New Fixed Assets Proposal From NCUA: Onsite Coverage
WASHINGTON - The NCUA approved a proposal Thursday at the agency’s monthly board meeting that would remove any limits associated with the level of fixed assets.
The NCUA received 36 comments on the original fixed assets proposed rule, which was approved at the NCUA board meeting in July of last year.
“While most supported additional flexibility, many also said that neither the 5% aggregate threshold or the Fixed Asset Management process were needed,” NCUA Board Vice Chairman Rick Metsger said. “Today the board is taking those comments to heart by issuing a new rule incorporating both of those suggestions.”
Intended to provide regulatory relief for credit unions, the new proposal eliminates a provision in the current fixed assets rule that establishes a 5% aggregate limit on investments in fixed assets for federal credit unions with $1 million or more in assets.
The new proposal also eliminates the provisions in the current rule related to waivers from the aggregate limit.
“In addition, the proposal simplifies the fixed assets rule’s partial occupancy requirements for federal credit union premises acquired for future expansion by establishing a single six-year time period for partial occupancy of such premises and by removing the 30-month requirement for partial occupancy waiver requests,” according to the board action memorandum.
NCUA Board Chairman Debbie Matz said each credit union would have to set a fixed asset level that is reasonable.
Metsger said the agency had to propose a new rule because the revisions go beyond the scope of the July 2014 proposal.
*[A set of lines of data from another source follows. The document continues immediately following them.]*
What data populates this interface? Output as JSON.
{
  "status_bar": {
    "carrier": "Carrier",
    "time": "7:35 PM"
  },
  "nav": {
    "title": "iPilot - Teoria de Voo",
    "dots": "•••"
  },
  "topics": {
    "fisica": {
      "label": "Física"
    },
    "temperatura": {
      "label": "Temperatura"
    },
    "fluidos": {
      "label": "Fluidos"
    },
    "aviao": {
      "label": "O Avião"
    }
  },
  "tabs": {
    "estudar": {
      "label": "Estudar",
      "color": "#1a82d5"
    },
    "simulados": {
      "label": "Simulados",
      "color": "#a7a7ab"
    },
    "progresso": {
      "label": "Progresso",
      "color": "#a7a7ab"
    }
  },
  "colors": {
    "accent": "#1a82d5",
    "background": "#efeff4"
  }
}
The revised proposed rule is being put out for a 30-day comment period.
“The main reason we don’t need to micromanage in this area is that credit unions and their management have a built-in incentive not to invest in assets on which they can’t earn a return,” he said. “This issue is largely self-regulating because credit unions want to earn a return for their members on every dollar they possibly can, and fixed assets don’t earn the return that a good loan provides.”
NCUA Board Member J. Mark McWatters said he thought the last proposal was increased regulation but the revised version is a move in the right direction.
If the NCUA board finalizes the 2015 proposal, the agency plans to issue an updated supervisory guidance to examiners that would be shared with credit unions. The guidance would outline expectations for a credit union to demonstrate appropriate due diligence.
“The guidance will ensure examiners effectively identify any risks to safety and soundness due to an federal credit union’s excessive investment in fixed assets,” the proposal said.
NCUA Director of Examination and Insurance Larry Fazio said the agency currently has a very early draft of the guidance.
NCUA Chief Financial Officer Rendell Jones presented the corporate stabilization fund quarterly report. Jones said the fund’s positive net position does not mean credit unions can get rebates at this time.